Shares of the Tarrytown, N.Y., company at last check were up 3.7% to $645.14.

The trial, run jointly with the National Institute of Allergy and Infectious Diseases, would test the cocktail's ability to prevent infection in 2,000 people who have been exposed to the virus by close contact, such as by housemates.

The company said that a separate Phase II/III trial is testing the antibody cocktail therapy as a treatment in 2,900 coronavirus patients who are in hospitals and ambulatory settings. That trial is being run in the U.S. and in other countries like Brazil and Mexico.

"We are running simultaneous adaptive trials in order to move as quickly as possible to provide a potential solution to prevent and treat covid-19 infections," George  Yancopoulos, co-founder, president and chief scientific officer, said in a statement. 

Last week, Regeneron and Sanofi  (SNY) - Get Report said a group of covid-19 patients requiring mechanical ventilation failed to show measurable improvement when treated in a Phase III trial with the rheumatoid arthritis treatment Kevzara.

Last month, Regeneron said it began human testing of its experimental antibody cocktail to treat the coronavirus.

The company said that the program will consist of four study groups: hospitalized covid-19 patients; non-hospitalized symptomatic covid-19 patients; uninfected people in groups that are at high-risk of exposure, such as healthcare workers or first responders; and uninfected people with close exposure to covid-19 patients.
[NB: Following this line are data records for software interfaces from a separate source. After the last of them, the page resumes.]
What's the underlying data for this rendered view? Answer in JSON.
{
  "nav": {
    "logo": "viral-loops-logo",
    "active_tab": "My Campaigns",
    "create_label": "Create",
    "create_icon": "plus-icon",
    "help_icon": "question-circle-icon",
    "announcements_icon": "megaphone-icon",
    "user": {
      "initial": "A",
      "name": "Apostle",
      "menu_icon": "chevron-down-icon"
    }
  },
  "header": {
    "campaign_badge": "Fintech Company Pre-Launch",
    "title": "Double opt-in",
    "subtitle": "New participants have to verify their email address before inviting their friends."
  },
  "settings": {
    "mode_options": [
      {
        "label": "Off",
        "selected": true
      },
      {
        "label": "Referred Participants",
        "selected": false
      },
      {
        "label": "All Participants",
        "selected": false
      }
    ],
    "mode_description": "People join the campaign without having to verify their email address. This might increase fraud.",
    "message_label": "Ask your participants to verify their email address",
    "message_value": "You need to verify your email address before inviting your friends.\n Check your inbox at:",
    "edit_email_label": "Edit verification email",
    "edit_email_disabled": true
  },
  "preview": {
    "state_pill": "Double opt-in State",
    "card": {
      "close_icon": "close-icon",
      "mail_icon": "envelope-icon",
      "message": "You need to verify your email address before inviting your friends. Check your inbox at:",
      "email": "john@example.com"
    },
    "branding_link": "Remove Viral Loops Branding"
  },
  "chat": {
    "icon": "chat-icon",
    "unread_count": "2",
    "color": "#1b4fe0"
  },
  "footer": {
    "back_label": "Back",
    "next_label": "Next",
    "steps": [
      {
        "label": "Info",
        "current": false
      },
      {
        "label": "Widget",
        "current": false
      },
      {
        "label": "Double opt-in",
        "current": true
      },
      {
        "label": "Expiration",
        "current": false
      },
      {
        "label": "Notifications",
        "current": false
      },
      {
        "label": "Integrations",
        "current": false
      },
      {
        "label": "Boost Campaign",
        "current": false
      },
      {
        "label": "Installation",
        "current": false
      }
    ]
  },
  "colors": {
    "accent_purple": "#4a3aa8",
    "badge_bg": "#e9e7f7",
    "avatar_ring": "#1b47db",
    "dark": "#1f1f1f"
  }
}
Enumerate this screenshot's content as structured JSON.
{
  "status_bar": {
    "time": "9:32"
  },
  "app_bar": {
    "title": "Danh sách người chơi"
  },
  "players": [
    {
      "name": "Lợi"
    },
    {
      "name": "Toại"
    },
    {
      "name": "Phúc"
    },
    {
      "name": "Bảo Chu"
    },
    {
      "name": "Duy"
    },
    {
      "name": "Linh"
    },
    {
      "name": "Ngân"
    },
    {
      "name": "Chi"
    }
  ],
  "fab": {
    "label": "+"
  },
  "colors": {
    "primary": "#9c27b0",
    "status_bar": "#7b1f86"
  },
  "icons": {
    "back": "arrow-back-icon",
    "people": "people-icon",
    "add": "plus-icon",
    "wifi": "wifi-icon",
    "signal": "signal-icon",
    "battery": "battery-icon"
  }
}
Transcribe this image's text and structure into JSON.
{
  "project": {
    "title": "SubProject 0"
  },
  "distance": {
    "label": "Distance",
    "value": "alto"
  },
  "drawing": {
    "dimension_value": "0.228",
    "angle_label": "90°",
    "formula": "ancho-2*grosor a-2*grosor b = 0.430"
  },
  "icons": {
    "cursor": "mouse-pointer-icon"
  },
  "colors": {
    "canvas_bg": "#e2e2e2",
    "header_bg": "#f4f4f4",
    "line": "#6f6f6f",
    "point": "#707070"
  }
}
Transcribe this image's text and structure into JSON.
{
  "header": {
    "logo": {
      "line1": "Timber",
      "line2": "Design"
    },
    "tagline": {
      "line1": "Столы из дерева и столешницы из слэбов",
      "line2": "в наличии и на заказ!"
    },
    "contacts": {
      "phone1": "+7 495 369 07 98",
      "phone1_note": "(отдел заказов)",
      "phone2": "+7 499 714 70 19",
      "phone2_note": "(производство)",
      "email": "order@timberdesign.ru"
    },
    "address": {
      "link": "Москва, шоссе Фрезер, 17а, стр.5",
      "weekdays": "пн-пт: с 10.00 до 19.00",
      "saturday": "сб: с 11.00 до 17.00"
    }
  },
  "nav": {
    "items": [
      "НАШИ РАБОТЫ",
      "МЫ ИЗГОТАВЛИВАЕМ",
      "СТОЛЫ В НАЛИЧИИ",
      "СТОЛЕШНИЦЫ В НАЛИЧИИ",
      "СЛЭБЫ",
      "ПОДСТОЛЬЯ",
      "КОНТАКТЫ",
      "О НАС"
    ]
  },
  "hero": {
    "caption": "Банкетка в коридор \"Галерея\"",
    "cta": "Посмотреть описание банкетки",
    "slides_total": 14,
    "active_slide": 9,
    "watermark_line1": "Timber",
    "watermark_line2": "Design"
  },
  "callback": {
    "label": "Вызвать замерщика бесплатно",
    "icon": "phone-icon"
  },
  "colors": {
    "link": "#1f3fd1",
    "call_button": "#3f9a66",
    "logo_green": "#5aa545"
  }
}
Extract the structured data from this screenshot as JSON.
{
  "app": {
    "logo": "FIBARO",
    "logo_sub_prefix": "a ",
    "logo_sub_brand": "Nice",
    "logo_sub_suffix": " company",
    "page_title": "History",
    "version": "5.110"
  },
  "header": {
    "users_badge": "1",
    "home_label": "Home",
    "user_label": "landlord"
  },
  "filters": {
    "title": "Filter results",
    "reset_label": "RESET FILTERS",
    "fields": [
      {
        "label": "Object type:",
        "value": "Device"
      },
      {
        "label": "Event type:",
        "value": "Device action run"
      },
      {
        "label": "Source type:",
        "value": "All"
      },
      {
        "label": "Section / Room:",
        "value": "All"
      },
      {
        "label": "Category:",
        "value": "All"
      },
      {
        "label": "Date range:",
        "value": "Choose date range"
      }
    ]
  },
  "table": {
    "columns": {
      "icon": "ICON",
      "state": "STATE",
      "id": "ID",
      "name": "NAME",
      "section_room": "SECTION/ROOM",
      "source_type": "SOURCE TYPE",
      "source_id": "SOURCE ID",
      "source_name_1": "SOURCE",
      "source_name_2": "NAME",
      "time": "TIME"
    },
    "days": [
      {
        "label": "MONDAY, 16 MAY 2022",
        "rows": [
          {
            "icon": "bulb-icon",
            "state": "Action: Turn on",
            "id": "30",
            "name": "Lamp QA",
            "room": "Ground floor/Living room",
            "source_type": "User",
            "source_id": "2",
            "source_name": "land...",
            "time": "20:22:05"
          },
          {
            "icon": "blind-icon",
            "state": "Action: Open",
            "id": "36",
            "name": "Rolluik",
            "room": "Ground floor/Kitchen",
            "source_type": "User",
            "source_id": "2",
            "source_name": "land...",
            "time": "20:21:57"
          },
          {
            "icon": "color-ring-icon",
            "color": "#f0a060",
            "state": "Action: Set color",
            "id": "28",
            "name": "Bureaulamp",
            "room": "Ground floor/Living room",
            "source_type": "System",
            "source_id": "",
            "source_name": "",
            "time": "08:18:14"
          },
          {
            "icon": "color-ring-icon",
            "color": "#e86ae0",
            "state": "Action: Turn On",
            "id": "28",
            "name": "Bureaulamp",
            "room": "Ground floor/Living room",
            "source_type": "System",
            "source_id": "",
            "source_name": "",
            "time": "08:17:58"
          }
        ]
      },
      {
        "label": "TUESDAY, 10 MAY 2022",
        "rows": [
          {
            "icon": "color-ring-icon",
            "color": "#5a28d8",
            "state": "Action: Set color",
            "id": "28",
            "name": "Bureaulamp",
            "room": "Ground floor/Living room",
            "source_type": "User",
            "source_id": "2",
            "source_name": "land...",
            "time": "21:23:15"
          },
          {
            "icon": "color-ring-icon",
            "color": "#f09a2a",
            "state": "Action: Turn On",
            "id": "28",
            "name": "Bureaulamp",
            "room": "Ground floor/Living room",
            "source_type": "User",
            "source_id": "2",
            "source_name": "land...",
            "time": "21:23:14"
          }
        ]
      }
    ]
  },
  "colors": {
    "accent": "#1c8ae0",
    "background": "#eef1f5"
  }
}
Anthony Fauci, the immunologist who directs the NIAID and is a member of the White House Coronavirus Task Force, said in an interview last month with TheStreet.com that he "was cautiously optimistic that the development of monoclonal antibodies by Regeneron, by [Eli] Lilly,  (LLY) - Get Report by a variety of other companies, would actually get us closer to a good and effective therapy."